NASA has officially confirmed the presence of water on the light side of the Moon and is now working on mapping out just how much water is available and how to access it.
Using the Stratospheric Observatory for Infrared Astronomy (SOFIA), scientists detected water molecule wavelengths in a massive crater on the Moon’s southern hemisphere. Results published in the October 2020 issue of Nature Astronomy suggest that a cubic meter of lunar soil could be holding around 100-412 parts per million (approx. 12 ounces) of water.
“We had indications that H2O, the familiar water we know, might be present on the sunlit side of the Moon,” said Paul Hertz, Director of NASA’s Astrophysics Division in the Science Mission Directorate, in a press release. “Now we know it is there.”
But what do these findings mean for the future of space travel? Discovering water on the Moon is somewhat akin to discovering oil on Earth. A valuable and useable resource right there where we need it (without the need for transport from Earth) could cut the cost of space exploration significantly.
A water-coated Moon essentially becomes an orbital gas station. When water molecules are broken up into oxygen and hydrogen, cooled to liquid form, and funneled into a rocket together, an exothermic reaction generates extreme heat and energy for powerful propulsion.
In addition, a single astronaut needs around 100 gallons of water per day for drinking, cooking, and bathing. Currently, it costs around $8.35 million (around $10,000 per pound) for a rocket to carry 100 gallons of water from Earth into orbit – plus an additional amount to put it on the Moon.
NASA is working to cut the cost of transporting water to just $1,000 per pound, but it’s still a steep tab. Discovering water on the lunar surface itself is therefore incredibly valuable for Moon exploration and human habitation.
Interestingly, the observation that these molecules exist in sunlight is novel. Most observations of water-like molecules on the Moon are made along the poles and in shadowed areas that are never exposed to sunlight – areas that would be more difficult to mine.

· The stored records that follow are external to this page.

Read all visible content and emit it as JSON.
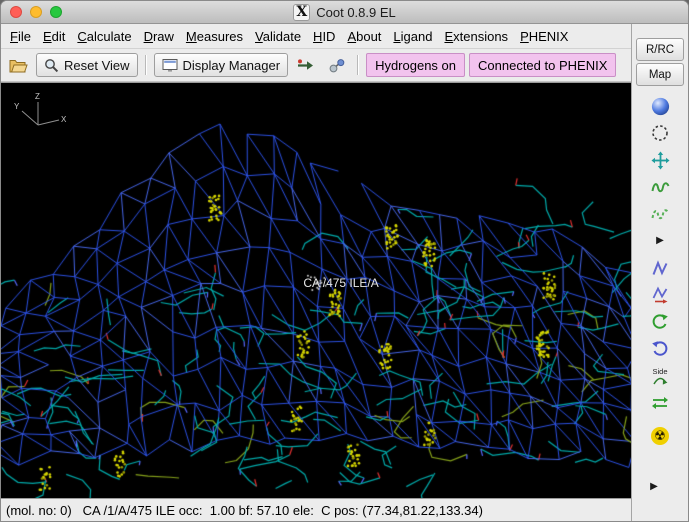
{
  "window": {
    "title": "Coot 0.8.9 EL",
    "x11_icon_glyph": "X"
  },
  "menubar": {
    "items": [
      {
        "label": "File"
      },
      {
        "label": "Edit"
      },
      {
        "label": "Calculate"
      },
      {
        "label": "Draw"
      },
      {
        "label": "Measures"
      },
      {
        "label": "Validate"
      },
      {
        "label": "HID"
      },
      {
        "label": "About"
      },
      {
        "label": "Ligand"
      },
      {
        "label": "Extensions"
      },
      {
        "label": "PHENIX"
      }
    ]
  },
  "toolbar": {
    "reset_view_label": "Reset View",
    "display_manager_label": "Display Manager",
    "chips": [
      {
        "label": "Hydrogens on",
        "bg": "#f2c3ee"
      },
      {
        "label": "Connected to PHENIX",
        "bg": "#f2c3ee"
      }
    ]
  },
  "right_panel": {
    "rrc_button_label": "R/RC",
    "map_button_label": "Map",
    "side_flip_label": "Side"
  },
  "viewport": {
    "atom_label": "CA /475 ILE/A",
    "axes": {
      "x": "X",
      "y": "Y",
      "z": "Z"
    }
  },
  "statusbar": {
    "text": "(mol. no: 0)   CA /1/A/475 ILE occ:  1.00 bf: 57.10 ele:  C pos: (77.34,81.22,133.34)"
  },
  "glyphs": {
    "radiation": "☢",
    "expander": "▶"
  },
  "icons": {
    "titlebar": [
      "close",
      "minimize",
      "maximize",
      "x11-logo"
    ],
    "toolbar": [
      "folder-open-icon",
      "magnifier-icon",
      "monitor-icon",
      "goto-arrow-icon",
      "molecule-icon"
    ],
    "right_strip": [
      "sphere-icon",
      "dashed-circle-icon",
      "move-cross-icon",
      "coil-icon",
      "dashed-coil-icon",
      "expander-icon",
      "torsion-zigzag-icon",
      "torsion-zigzag-arrow-icon",
      "circular-arrow-green-icon",
      "circular-arrow-blue-icon",
      "side-chain-flip-icon",
      "exchange-arrows-icon",
      "radiation-icon",
      "bottom-expander-icon"
    ]
  },
  "colors": {
    "chip_bg": "#f2c3ee",
    "chip_border": "#c98fc6",
    "mesh_blue": "#2e55f0",
    "mesh_blue_light": "#4a6cf5",
    "stick_teal": "#00aaaa",
    "stick_green": "#86a21a",
    "dots_yellow": "#d6d600",
    "oxygen_red": "#e03030",
    "nitrogen_blue": "#5868ff",
    "label_color": "#e6e6e6"
  }
}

But SOFIA found water molecules in Clavius Crater on the sunlit side of the Moon.
Previously, scientists thought water would evaporate in sunlit areas that can reach 120oC during the day. But Casey Honniball, NASA Goddard Space Flight Center Postdoctoral Program Fellow and head author of the Nature Astronomy paper, suggests that the water molecules are stable here because they exist in a “trapped” state.
“Without a thick atmosphere, water on the sunlit lunar surface should just be lost to space,” said Honniball. “Yet somehow we’re seeing it. Something is generating the water, and something must be trapping it there.”
“We believe the water is being stored inside the micro meteorite impact glass beads, and these would shelter the water from being lost to space or migrating to the lunar pole,” Honniball said. “And this would mean that without a lunar atmosphere the water could stay on the surface of the Moon.”
How did the water get there? Scientists suggest it may be the result of micrometeorites carrying water and impacting the lunar surface. In addition, oxygen in the lunar soil could be reacting with hydrogen from solar winds and radiation from micrometeorite collisions.
We still don’t know exactly how much water may be present on the Moon, where or how deep the water is, and how difficult it would be to extract. But the recent discovery has made lunar mining a hot topic among aerospace and drilling companies alike.
In preparation for the upcoming Artemis mission, NASA has chosen the Houston-based company Intuitive Machines to deliver a massive lunar drill to help harvest Moon ice. The Polar Resources Ice Mining Experiment (PRIME-1) drill is scheduled to arrive on the Moon by December 2022.
NASA plans to follow up by launching its Volatiles Investigating Polar Exploration Rover (VIPER) in late 2023 to create maps of Moon water resources and learn more about accessibility.
“The VIPER mission will give us surface-level detail of where the water is and how much is available for us to use, says NASA’s project overview. “This will bring us a significant step closer towards NASA’s ultimate goal of a sustainable, long-term presence on the Moon – making it possible to eventually explore Mars and beyond.”